Eastern Libyan strongman Khalifa Haftar went into a meeting with his UN-backed rival Prime Minister Fayez al Sarraj and other leaders, an Italian official said, ahead of more inclusive roundtable talks.
The main players in the Libya crisis met in Sicily on Tuesday for Italian-sponsored talks aimed at kickstarting a long-stalled political process and triggering elections despite searing enmities in the divided country.
Eastern Libyan strongman Khalifa Haftar arrived in the Sicilian capital of Palermo from his Benghazi stronghold on Monday evening after days of doubts over his crucial presence, but did not attend a working dinner with other leaders.
Egypt’s President Abdel Fattah el Sisi, Russian Prime Minister Dmitry Medvedev, UN envoy Ghassan Salame, European Council President Donald Tusk and French Foreign Minister Jean-Yves Le Drian were also at the Sarraj-Haftar meeting on the conference sidelines, hosted by Italian Prime Minister Giuseppe Conte.
However, Turkey withdrew from the talks with "deep disappointment".
"Any meeting which excludes Turkey would prove to be counter-productive for the solution of this problem,” Turkish Vice President Fuat Oktay told reporters.
Italian Prime Minister Giuseppe Conte regretted Turkey’s withdrawal from the talks.
“I feel sorry that Turkey’s Vice President Fuat Oktay left the conference. I read his remarks and I didn’t see anything negative about Italy. We must admit that there may be special sensitivities in such decisions,” Conte told media after the event in a news conference.

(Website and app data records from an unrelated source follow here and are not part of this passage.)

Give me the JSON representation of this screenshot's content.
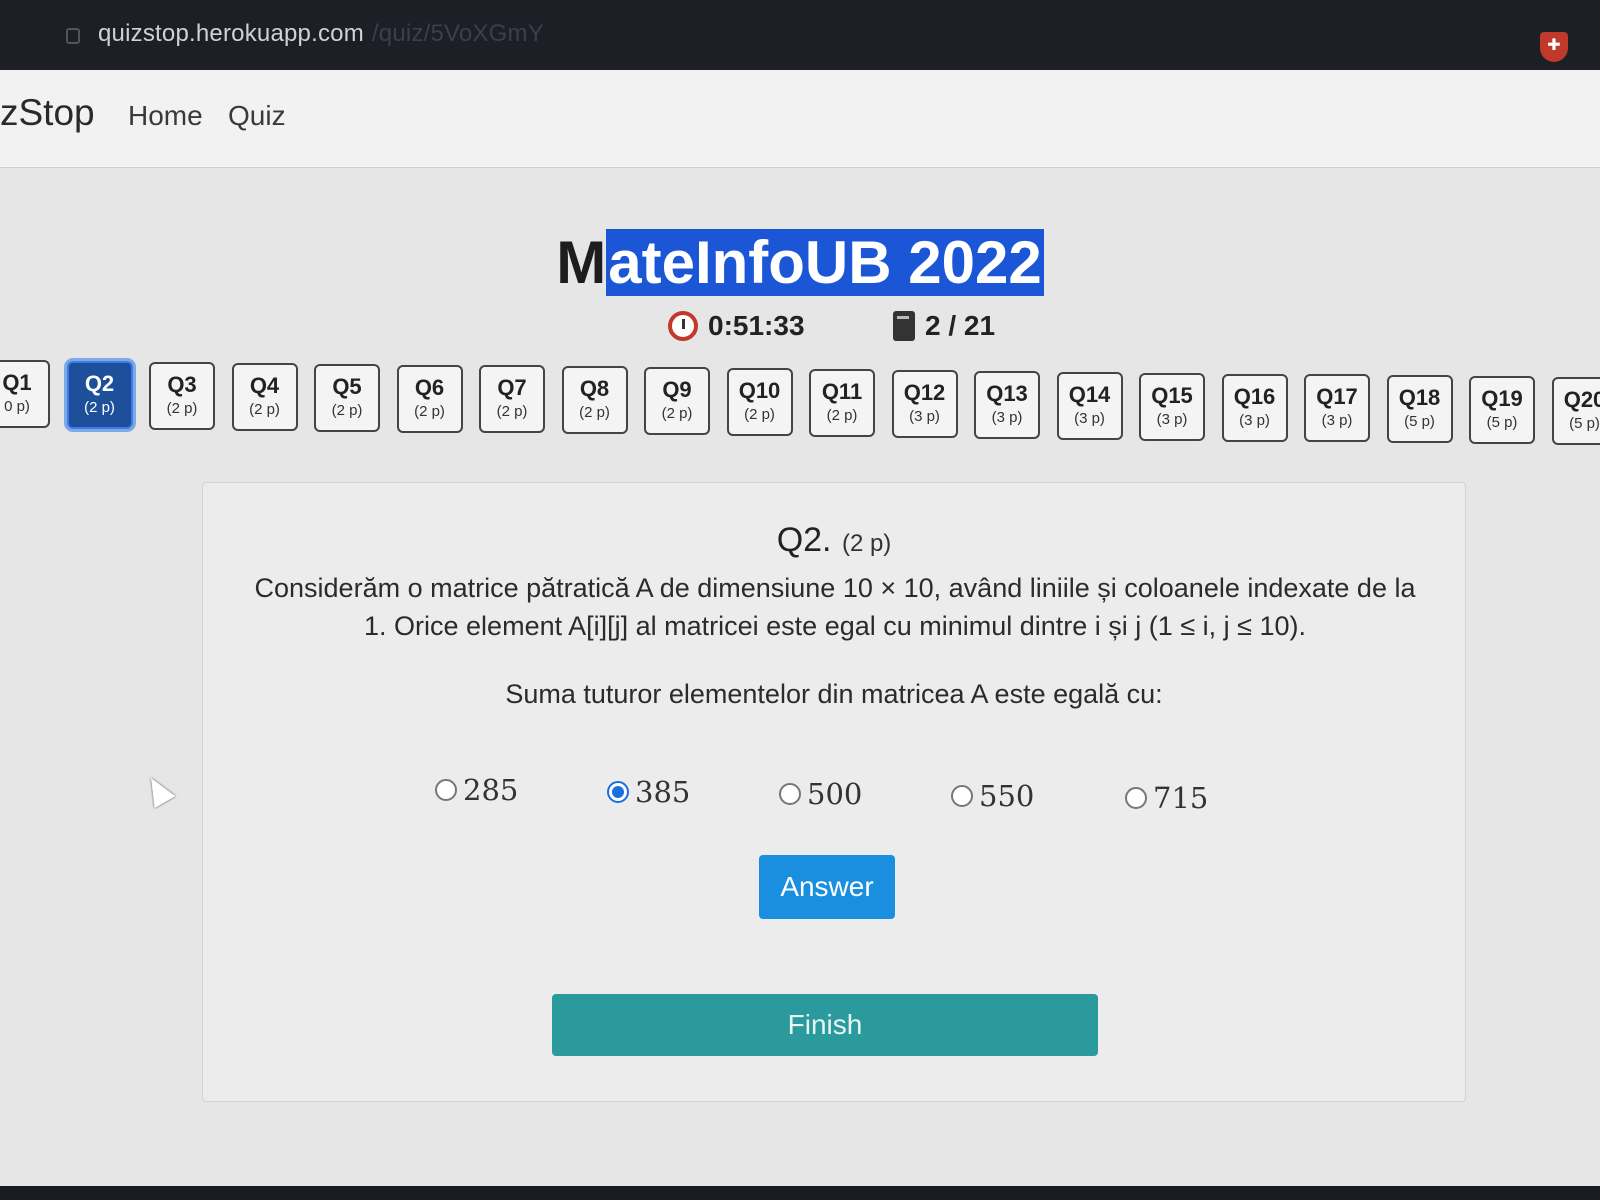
{
  "browser": {
    "url_host": "quizstop.herokuapp.com",
    "url_path": "/quiz/5VoXGmY"
  },
  "navbar": {
    "brand": "zStop",
    "links": [
      "Home",
      "Quiz"
    ]
  },
  "quiz": {
    "title_first": "M",
    "title_highlighted": "ateInfoUB 2022",
    "timer": "0:51:33",
    "progress": "2 / 21"
  },
  "question_nav": [
    {
      "label": "Q1",
      "points": "0 p)",
      "active": false
    },
    {
      "label": "Q2",
      "points": "(2 p)",
      "active": true
    },
    {
      "label": "Q3",
      "points": "(2 p)",
      "active": false
    },
    {
      "label": "Q4",
      "points": "(2 p)",
      "active": false
    },
    {
      "label": "Q5",
      "points": "(2 p)",
      "active": false
    },
    {
      "label": "Q6",
      "points": "(2 p)",
      "active": false
    },
    {
      "label": "Q7",
      "points": "(2 p)",
      "active": false
    },
    {
      "label": "Q8",
      "points": "(2 p)",
      "active": false
    },
    {
      "label": "Q9",
      "points": "(2 p)",
      "active": false
    },
    {
      "label": "Q10",
      "points": "(2 p)",
      "active": false
    },
    {
      "label": "Q11",
      "points": "(2 p)",
      "active": false
    },
    {
      "label": "Q12",
      "points": "(3 p)",
      "active": false
    },
    {
      "label": "Q13",
      "points": "(3 p)",
      "active": false
    },
    {
      "label": "Q14",
      "points": "(3 p)",
      "active": false
    },
    {
      "label": "Q15",
      "points": "(3 p)",
      "active": false
    },
    {
      "label": "Q16",
      "points": "(3 p)",
      "active": false
    },
    {
      "label": "Q17",
      "points": "(3 p)",
      "active": false
    },
    {
      "label": "Q18",
      "points": "(5 p)",
      "active": false
    },
    {
      "label": "Q19",
      "points": "(5 p)",
      "active": false
    },
    {
      "label": "Q20",
      "points": "(5 p)",
      "active": false
    }
  ],
  "question": {
    "number": "Q2.",
    "points": "(2 p)",
    "text_line1": "Considerăm o matrice pătratică A de dimensiune 10 × 10, având liniile și coloanele indexate de la",
    "text_line2": "1. Orice element A[i][j] al matricei este egal cu minimul dintre i și j (1 ≤ i, j ≤ 10).",
    "prompt": "Suma tuturor elementelor din matricea A este egală cu:",
    "options": [
      {
        "value": "285",
        "selected": false
      },
      {
        "value": "385",
        "selected": true
      },
      {
        "value": "500",
        "selected": false
      },
      {
        "value": "550",
        "selected": false
      },
      {
        "value": "715",
        "selected": false
      }
    ]
  },
  "buttons": {
    "answer": "Answer",
    "finish": "Finish"
  },
  "colors": {
    "highlight": "#1a56d6",
    "active_question": "#1e4f9a",
    "answer_button": "#1a8fe0",
    "finish_button": "#2a9a9c"
  }
}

Italy is the latest country aiming to bring Libya’s disparate and often warring factions together after a Paris summit in May saw the Tripoli-based Government of National Accord (GNA) and Haftar agree to hold national polls on December 10 — a date which has fallen by the wayside.
Acknowledging the chaotic political situation since late Libyan leader Muammar Gaddafi was deposed in 2011, the United Nations last week conceded elections will not be viable at least before the spring of 2019.
Haftar, whose forces control all of northeastern Libya, refuses to sit down at the same table as the Islamist leaders he fiercely opposes, militarily and ideologically.
“Haftar is being difficult as he has done several times in the past,” said Paris-based Libya specialist Jalel Harchaoui.
“This attitude cuts both ways because it has a sensational effect that momentarily ups his value, but his interlocutors who are humiliated by this will always remember,” he said.
Analysts say the Sicily summit risks being compromised not only by tensions between Libyan factions but also the competing agendas of foreign powers.
Just as in May, the key Libyan invitees are Haftar, the eastern parliament’s speaker Aguila Salah, GNA head Sarraj and Khaled al Mechri, speaker of a Tripoli-based upper chamber.
The GNA says it will use the Palermo talks to lobby for security reforms that unify the army, a constitutionally rooted electoral process, economic reform and an end to “parallel institutions”.
TRT World's Hasan Abdullah reports from Sicily.
‘A fundamental step’
For Rome’s populist government, a top priority is stemming the flow of migrants who exploit Libya’s security vacuum in their quest to reach European shores, often via Italy.
UN envoy Salame told the Security Council on Thursday that a national conference in early 2019 would be organised to provide “a platform” for Libyans to spell out their vision for the future.
But diplomatic wrangling between Italy and France also hangs over this summit.
In September, Italy’s defence minister and parliamentary speaker both partly blamed France for Libya’s security crisis, which continues to simmer seven years after the NATO-backed uprising toppled Gaddafi.
The Italian swipes came as Tripoli was plagued by militia clashes that killed at least 117 people and wounded more than 400 between late August and late September.
Salame’s deputy Stephanie Williams on Monday hailed the GNA’s moves to secure Tripoli since then but said more must be done to “generate regular forces ready to assume security responsibilities in the capital”.
Rome and Paris have for months been at loggerheads over Libya’s election timetable. While France repeatedly endorsed the December date, Italy opposed it.
Italy has not been alone in pushing for elections to be delayed. December 10 was also viewed sceptically by Washington and Moscow.
One Italian diplomatic source said that no definitive poll date should be set at the summit and it is “not sure that there will be a final document” after the talks.